So why has the IRS been filing fewer tax liens? There are a number of reasons.

First of all, the federal government has a statutory tax lien over any tax debtor, whether they file the 668-Y or not. Thus, it’s not actually necessary for the IRS to file the lien to take collections action. The filing of the lien merely perfects the government’s lien and establishes priority under state law.

Second, the service made changes in 2011 and 2012 under the IRS Fresh Start program. These changes increased the minimum lien filing threshold from $5,000 to $10,000 in most cases. In addition, expansion of Streamline criteria that allowed for the 668-Y to not be filed also came into play.

Lastly, we all know that the IRS has been under significant budget pressure for years. The IRS, just like anybody else, must pay a filing fee to the local county clerk and recorder or the Secretary of State in order to file the document. These fees are typically only $15 to $50, but across a million tax liens, that dollar amount really adds up. The Centralized Lien … Continue reading

Increasing the Utility of Your Federal Tax Lien Lists

Federal tax lien lists are useful for a variety of lead generation purposes. However, far too many firms use these lists for only limited purposes. This article will explore several methods for increasing the utility of those tax lien lists you have.

First, make sure that you are running all tax liens through the National Change of Address (NCOA) database. Numerous companies provide this service, just do a Google search to find one. You can also obtain this service through a local direct mail service provider or list broker in your area, if you prefer to do business with local companies.

Not only is NCOA processing required by the US Postal Service, you’ll discover that it also reduces your returned mail volume substantially. Tax liens are, by definition, filed against companies and individuals that owe money to the government. Chances are, they also owe money to other organizations. As such, it is not uncommon for the businesses to close, and individuals to move. It’s simply the nature of the beast. Since tax liens are filed using the last known address, this is what goes into our database. Returned mail volumes of 15% to 30% are not uncommon when doing mailings to tax lien lists that have not been NCOA processed.

Second, if you are doing telemarketing, run the lists through a telephone data hygiene service and/or a phone append service.

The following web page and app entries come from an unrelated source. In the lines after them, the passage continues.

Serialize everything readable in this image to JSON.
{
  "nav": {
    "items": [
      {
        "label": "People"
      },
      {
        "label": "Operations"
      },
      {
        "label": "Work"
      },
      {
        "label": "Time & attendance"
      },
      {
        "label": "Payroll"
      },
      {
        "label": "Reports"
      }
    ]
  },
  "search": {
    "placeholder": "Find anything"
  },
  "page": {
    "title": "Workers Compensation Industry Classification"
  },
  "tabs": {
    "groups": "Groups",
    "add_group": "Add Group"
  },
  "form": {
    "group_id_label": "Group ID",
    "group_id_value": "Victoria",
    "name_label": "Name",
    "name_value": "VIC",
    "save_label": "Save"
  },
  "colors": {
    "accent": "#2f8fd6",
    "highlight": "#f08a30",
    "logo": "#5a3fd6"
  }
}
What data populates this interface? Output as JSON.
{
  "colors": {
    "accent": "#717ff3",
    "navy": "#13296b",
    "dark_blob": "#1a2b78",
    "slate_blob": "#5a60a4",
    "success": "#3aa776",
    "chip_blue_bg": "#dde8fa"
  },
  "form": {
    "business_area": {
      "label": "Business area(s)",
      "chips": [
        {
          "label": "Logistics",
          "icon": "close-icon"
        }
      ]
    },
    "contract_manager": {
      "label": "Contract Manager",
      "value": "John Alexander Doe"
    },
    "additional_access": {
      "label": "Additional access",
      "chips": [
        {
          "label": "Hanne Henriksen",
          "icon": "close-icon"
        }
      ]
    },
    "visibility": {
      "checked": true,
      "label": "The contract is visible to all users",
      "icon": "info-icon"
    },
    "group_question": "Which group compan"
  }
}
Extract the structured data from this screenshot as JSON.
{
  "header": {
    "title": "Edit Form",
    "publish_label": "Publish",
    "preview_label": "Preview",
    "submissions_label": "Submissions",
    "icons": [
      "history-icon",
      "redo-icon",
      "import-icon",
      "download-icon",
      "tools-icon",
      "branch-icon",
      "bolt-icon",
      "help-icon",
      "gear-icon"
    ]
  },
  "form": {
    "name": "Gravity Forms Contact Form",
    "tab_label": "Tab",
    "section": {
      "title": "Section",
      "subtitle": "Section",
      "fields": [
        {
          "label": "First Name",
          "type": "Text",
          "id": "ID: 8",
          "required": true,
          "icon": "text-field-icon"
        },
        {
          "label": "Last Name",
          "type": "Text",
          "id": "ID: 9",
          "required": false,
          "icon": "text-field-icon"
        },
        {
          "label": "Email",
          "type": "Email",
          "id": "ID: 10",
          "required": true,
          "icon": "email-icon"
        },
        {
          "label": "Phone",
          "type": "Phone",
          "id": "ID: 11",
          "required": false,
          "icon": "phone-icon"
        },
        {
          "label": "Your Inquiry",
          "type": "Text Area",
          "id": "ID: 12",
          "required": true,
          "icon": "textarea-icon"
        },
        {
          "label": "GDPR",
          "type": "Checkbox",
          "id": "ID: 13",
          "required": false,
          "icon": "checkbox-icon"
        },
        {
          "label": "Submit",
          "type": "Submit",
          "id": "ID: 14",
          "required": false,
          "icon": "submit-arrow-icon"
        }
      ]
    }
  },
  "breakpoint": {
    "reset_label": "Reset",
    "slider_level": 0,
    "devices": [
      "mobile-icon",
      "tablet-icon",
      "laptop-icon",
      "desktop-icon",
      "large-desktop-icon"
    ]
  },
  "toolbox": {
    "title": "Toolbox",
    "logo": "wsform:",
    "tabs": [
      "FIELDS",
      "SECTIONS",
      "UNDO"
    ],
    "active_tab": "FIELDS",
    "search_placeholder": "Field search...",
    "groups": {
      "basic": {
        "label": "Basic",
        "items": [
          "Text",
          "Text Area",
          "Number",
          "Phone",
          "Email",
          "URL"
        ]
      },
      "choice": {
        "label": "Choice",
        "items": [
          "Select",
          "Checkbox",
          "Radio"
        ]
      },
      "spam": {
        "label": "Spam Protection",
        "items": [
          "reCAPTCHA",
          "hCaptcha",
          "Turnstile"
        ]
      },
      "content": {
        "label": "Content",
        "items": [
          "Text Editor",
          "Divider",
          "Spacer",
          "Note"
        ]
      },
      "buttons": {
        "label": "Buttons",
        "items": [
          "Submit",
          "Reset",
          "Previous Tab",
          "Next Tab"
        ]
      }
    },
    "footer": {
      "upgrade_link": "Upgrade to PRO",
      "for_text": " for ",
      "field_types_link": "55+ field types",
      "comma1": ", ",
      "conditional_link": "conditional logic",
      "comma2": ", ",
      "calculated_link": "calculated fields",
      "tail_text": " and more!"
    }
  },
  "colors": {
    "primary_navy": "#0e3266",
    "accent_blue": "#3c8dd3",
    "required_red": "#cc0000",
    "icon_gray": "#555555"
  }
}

This will make sure you have the best phone numbers possible for your telemarketing efforts. Our database is connected to a robust phone append API, but that’s just one database. So even if you get phone numbers from us, it may still be worth your while to process them again through another service.

Third, don’t throw away your old tax lien lists. Tax debtors are bombarded by a tidal wave of tax resolution firms during the first two weeks after the tax lien is filed. Then, with the low hanging fruit gone, fewer companies are contacting them. After a few months, nobody is calling or mailing.

Every few months, pull up those old lists, and mail and call them again. For businesses that accrue new liabilities every quarter, they are starting a new collections cycle every 3 months, but a new lien may only be filed once a year. For individuals, the problem doesn’t go away even if it’s not addressed and the IRS isn’t taking enforced collections action at the present time.… Continue reading